Rolf Stahel Chairman of PowderMed Ltd. added, "PowderMed is a great success story. Through the financial support of a syndicate of leading life science investors and an experienced management team, led by Clive Dix, PowderMed has made outstanding progress in the development of its pipeline of DNA-based vaccines as reflected in this deal reached with Pfizer."
PowderMed's venture investors included Abingworth Management, Advent Venture Partners, Oxford Bioscience Partners and SV Life Sciences. PowderMed was advised in the deal by Lehman Brothers and Ashurst.
Financial terms of the acquisition were not announced. The acquisition is subject to customary closing conditions (including approval under the Hart- Scott-Rodino Antitrust Improvements Act of 1976), and is expected to close during the fourth quarter of 2006.
PFIZER DISCLOSURE NOTICE: The information contained in this release is as of October 9, 2006. The Company assumes no obligation to update any forward- looking statements contained in this release as a result of new information or future events or developments.
This release contains forward-looking information about an agreement by Pfizer to acquire PowderMed Ltd. and about PowderMed's research and development programs, possible product candidates that may result from those programs and the potential benefits of such product candidates. Such information involves substantial risks and uncertainties including, among other things, the satisfaction of conditions to closing the agreement; the uncertainties inherent in research and development activities; decisions by regulatory authorities regarding whether and when to approve any drug applications for product candidates that may result from such programs as well as their decisions regarding labeling and other matters that could affect the availability or commercial potential of such product candidates; and competitive developments.

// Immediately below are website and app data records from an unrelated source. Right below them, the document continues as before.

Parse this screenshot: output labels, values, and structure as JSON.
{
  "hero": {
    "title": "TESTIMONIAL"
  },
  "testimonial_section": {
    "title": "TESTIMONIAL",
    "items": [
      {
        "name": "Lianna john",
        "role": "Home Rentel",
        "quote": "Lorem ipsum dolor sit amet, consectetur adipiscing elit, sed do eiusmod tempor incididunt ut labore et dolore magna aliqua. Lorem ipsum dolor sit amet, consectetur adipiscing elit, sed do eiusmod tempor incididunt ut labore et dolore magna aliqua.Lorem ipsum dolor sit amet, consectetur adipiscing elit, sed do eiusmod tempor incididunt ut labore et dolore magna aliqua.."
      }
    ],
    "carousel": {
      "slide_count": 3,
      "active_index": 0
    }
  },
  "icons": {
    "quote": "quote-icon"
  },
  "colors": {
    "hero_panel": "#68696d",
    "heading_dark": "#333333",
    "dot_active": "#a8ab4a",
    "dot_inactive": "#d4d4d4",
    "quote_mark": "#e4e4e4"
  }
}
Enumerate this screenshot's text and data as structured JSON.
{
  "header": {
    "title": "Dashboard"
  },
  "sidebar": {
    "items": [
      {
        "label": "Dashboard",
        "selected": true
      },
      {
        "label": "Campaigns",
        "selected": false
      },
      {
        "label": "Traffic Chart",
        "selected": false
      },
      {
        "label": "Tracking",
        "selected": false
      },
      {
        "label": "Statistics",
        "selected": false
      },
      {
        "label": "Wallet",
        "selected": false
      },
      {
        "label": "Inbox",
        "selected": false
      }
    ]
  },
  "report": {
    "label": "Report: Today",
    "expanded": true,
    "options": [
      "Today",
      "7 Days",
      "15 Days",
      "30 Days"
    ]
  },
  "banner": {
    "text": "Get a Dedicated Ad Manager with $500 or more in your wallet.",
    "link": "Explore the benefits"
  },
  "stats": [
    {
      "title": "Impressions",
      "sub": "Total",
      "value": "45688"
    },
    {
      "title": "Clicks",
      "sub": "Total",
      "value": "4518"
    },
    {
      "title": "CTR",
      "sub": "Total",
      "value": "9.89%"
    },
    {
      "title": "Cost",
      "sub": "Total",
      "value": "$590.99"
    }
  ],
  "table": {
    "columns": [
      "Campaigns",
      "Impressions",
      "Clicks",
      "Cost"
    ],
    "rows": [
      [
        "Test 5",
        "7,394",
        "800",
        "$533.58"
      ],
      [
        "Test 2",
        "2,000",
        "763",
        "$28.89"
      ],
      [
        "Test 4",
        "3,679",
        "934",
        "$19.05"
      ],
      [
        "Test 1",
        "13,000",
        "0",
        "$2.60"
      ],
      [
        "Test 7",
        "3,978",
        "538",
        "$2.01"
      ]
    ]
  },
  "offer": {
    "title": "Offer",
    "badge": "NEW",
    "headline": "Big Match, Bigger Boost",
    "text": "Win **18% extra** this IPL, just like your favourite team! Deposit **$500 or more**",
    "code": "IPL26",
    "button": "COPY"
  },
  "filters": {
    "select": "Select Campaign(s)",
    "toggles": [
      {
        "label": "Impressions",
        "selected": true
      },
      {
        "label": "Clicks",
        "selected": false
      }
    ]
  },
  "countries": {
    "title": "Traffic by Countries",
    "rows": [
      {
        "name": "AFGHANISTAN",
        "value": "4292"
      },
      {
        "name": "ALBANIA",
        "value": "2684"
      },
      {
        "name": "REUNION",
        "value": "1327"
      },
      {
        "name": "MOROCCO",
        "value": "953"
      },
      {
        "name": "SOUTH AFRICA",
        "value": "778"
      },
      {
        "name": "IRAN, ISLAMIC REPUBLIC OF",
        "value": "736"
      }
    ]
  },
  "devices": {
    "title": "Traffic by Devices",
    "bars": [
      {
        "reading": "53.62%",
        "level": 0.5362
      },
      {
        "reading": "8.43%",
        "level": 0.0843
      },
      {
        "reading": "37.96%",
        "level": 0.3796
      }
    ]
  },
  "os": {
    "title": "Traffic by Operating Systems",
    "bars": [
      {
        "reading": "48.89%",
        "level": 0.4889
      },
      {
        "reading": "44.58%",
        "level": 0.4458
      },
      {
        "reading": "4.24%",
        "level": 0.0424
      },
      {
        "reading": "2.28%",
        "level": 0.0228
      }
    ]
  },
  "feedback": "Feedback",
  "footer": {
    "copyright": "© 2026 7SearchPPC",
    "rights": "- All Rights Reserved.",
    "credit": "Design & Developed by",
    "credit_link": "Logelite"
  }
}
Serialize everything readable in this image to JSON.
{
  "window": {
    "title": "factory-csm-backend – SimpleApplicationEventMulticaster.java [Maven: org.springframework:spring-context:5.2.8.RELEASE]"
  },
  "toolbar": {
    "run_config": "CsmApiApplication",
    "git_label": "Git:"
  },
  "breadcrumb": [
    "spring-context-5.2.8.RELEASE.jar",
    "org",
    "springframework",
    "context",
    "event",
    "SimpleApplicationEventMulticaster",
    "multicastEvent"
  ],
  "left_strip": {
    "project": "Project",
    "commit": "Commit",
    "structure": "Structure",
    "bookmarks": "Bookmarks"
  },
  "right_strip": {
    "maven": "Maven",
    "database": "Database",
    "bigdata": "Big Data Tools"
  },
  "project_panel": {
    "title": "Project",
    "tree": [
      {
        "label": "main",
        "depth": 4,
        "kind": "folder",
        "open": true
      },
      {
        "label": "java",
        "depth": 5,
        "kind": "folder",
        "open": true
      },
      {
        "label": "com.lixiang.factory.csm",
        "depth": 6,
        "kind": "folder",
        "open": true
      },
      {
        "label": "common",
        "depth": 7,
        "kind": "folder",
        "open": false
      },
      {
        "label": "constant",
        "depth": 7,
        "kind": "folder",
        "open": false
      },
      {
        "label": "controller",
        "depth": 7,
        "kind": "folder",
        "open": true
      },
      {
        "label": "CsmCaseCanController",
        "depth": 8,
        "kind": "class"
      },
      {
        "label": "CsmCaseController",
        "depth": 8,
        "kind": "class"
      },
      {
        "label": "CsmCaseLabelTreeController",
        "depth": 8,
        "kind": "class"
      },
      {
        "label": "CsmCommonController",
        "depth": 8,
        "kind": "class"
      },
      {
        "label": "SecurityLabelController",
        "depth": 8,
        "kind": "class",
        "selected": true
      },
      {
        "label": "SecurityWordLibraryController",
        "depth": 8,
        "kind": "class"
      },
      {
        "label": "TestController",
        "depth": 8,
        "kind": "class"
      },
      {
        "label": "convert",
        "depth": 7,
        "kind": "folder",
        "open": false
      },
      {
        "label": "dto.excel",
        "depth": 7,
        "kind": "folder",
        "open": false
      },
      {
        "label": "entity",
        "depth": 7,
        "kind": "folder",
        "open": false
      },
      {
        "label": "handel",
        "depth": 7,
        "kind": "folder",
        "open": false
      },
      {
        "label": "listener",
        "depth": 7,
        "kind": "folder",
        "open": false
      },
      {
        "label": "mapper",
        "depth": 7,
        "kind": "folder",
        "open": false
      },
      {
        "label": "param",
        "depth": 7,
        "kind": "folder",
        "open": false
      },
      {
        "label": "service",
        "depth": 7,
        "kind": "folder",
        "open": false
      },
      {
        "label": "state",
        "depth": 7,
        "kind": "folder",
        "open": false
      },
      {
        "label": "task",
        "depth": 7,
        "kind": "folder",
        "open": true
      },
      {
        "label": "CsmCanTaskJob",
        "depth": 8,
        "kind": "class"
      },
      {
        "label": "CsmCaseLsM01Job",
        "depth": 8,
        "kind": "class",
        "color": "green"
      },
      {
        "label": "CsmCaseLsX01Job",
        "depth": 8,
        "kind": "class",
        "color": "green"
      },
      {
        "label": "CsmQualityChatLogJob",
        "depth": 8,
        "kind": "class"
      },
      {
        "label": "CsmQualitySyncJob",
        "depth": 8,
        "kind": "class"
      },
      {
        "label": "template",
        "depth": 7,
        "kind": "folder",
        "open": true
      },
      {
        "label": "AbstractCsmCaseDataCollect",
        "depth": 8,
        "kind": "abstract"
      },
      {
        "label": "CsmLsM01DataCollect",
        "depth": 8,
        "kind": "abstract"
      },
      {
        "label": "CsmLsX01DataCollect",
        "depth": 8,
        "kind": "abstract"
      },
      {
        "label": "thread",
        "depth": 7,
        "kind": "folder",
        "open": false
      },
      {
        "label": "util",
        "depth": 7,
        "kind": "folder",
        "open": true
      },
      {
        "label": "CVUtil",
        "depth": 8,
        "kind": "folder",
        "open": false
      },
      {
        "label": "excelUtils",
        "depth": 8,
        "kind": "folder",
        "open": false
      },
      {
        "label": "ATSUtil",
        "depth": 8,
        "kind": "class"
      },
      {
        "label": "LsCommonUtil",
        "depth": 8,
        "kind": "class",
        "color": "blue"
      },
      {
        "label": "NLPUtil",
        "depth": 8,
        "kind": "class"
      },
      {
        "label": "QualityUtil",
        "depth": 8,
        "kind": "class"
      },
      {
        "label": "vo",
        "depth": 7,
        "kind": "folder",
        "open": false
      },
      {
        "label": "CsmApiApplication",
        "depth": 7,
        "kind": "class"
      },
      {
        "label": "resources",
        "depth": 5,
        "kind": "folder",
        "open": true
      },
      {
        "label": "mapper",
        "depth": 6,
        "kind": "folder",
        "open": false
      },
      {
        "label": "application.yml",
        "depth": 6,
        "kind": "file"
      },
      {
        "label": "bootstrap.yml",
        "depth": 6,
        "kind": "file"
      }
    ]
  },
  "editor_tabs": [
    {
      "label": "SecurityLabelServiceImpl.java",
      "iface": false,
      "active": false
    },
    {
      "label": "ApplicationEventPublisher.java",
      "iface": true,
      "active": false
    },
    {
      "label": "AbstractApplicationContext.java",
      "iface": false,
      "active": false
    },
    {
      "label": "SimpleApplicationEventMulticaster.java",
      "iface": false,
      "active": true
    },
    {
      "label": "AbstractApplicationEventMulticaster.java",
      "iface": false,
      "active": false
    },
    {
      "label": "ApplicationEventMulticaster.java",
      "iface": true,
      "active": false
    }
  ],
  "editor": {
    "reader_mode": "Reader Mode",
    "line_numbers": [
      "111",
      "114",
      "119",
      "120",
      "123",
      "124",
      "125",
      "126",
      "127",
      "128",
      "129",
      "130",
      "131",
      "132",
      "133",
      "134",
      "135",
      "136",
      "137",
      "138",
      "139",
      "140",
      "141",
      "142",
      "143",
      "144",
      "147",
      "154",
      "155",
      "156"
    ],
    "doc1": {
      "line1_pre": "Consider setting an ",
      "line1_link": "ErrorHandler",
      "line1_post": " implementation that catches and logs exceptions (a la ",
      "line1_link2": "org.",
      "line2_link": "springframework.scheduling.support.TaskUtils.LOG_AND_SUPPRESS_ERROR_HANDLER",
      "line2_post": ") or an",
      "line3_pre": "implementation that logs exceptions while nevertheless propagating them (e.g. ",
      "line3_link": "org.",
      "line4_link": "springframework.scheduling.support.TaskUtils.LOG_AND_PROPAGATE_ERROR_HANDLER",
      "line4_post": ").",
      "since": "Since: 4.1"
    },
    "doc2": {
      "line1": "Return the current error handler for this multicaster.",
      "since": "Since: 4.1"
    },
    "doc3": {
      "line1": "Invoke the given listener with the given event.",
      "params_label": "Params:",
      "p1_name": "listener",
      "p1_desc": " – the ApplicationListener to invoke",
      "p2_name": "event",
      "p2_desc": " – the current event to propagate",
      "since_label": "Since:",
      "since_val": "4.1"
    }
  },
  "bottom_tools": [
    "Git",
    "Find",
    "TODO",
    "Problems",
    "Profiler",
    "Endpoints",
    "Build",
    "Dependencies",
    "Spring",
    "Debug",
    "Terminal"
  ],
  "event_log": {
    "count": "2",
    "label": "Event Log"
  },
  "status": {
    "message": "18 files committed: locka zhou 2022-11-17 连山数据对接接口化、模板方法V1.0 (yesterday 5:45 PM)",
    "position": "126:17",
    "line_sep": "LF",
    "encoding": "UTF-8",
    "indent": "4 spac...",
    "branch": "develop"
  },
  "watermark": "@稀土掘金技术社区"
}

A further list and description of risks and uncertainties can be found in Pfizer's Annual Report of Form 10-K for the fiscal year ended December 31, 2005 and in its reports on Form 10-Q and Form 8-K.
Web site: http://www.pfizer.com/